YOUR GOAL: Each record below must be returned exactly as shown.

=== Section Start ===

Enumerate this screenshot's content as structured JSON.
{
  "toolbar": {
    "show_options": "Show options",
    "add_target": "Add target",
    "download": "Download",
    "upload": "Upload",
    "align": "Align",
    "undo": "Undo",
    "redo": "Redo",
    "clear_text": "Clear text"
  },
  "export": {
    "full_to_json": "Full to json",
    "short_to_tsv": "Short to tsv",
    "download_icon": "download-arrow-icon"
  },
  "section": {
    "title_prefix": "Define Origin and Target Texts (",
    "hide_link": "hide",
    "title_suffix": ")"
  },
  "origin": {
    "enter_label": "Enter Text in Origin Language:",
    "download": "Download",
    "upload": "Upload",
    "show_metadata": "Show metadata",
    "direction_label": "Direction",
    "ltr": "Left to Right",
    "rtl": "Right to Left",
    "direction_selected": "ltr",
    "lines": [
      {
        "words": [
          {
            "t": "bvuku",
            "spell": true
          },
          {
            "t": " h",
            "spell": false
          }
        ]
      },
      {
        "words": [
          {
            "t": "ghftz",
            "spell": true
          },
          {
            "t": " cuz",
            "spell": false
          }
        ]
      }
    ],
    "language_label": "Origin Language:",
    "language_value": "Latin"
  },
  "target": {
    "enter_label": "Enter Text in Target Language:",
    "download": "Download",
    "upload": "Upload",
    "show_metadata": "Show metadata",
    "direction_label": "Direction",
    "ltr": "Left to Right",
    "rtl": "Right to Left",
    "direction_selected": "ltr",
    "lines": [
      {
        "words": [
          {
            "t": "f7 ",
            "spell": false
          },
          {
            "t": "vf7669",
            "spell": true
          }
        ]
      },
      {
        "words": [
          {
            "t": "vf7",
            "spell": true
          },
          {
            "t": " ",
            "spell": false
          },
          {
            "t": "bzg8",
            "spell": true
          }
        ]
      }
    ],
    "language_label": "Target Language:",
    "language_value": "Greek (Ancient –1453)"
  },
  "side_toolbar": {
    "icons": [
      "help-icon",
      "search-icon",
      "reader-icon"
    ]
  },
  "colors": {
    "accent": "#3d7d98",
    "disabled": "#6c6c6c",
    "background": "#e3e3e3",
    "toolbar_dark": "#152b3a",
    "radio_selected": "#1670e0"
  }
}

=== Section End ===

YOUR RESPONSE:
Enumerate this screenshot's content as structured JSON.
{
  "toolbar": {
    "show_options": "Show options",
    "add_target": "Add target",
    "download": "Download",
    "upload": "Upload",
    "align": "Align",
    "undo": "Undo",
    "redo": "Redo",
    "clear_text": "Clear text"
  },
  "export": {
    "full_to_json": "Full to json",
    "short_to_tsv": "Short to tsv",
    "download_icon": "download-arrow-icon"
  },
  "section": {
    "title_prefix": "Define Origin and Target Texts (",
    "hide_link": "hide",
    "title_suffix": ")"
  },
  "origin": {
    "enter_label": "Enter Text in Origin Language:",
    "download": "Download",
    "upload": "Upload",
    "show_metadata": "Show metadata",
    "direction_label": "Direction",
    "ltr": "Left to Right",
    "rtl": "Right to Left",
    "direction_selected": "ltr",
    "lines": [
      {
        "words": [
          {
            "t": "bvuku",
            "spell": true
          },
          {
            "t": " h",
            "spell": false
          }
        ]
      },
      {
        "words": [
          {
            "t": "ghftz",
            "spell": true
          },
          {
            "t": " cuz",
            "spell": false
          }
        ]
      }
    ],
    "language_label": "Origin Language:",
    "language_value": "Latin"
  },
  "target": {
    "enter_label": "Enter Text in Target Language:",
    "download": "Download",
    "upload": "Upload",
    "show_metadata": "Show metadata",
    "direction_label": "Direction",
    "ltr": "Left to Right",
    "rtl": "Right to Left",
    "direction_selected": "ltr",
    "lines": [
      {
        "words": [
          {
            "t": "f7 ",
            "spell": false
          },
          {
            "t": "vf7669",
            "spell": true
          }
        ]
      },
      {
        "words": [
          {
            "t": "vf7",
            "spell": true
          },
          {
            "t": " ",
            "spell": false
          },
          {
            "t": "bzg8",
            "spell": true
          }
        ]
      }
    ],
    "language_label": "Target Language:",
    "language_value": "Greek (Ancient –1453)"
  },
  "side_toolbar": {
    "icons": [
      "help-icon",
      "search-icon",
      "reader-icon"
    ]
  },
  "colors": {
    "accent": "#3d7d98",
    "disabled": "#6c6c6c",
    "background": "#e3e3e3",
    "toolbar_dark": "#152b3a",
    "radio_selected": "#1670e0"
  }
}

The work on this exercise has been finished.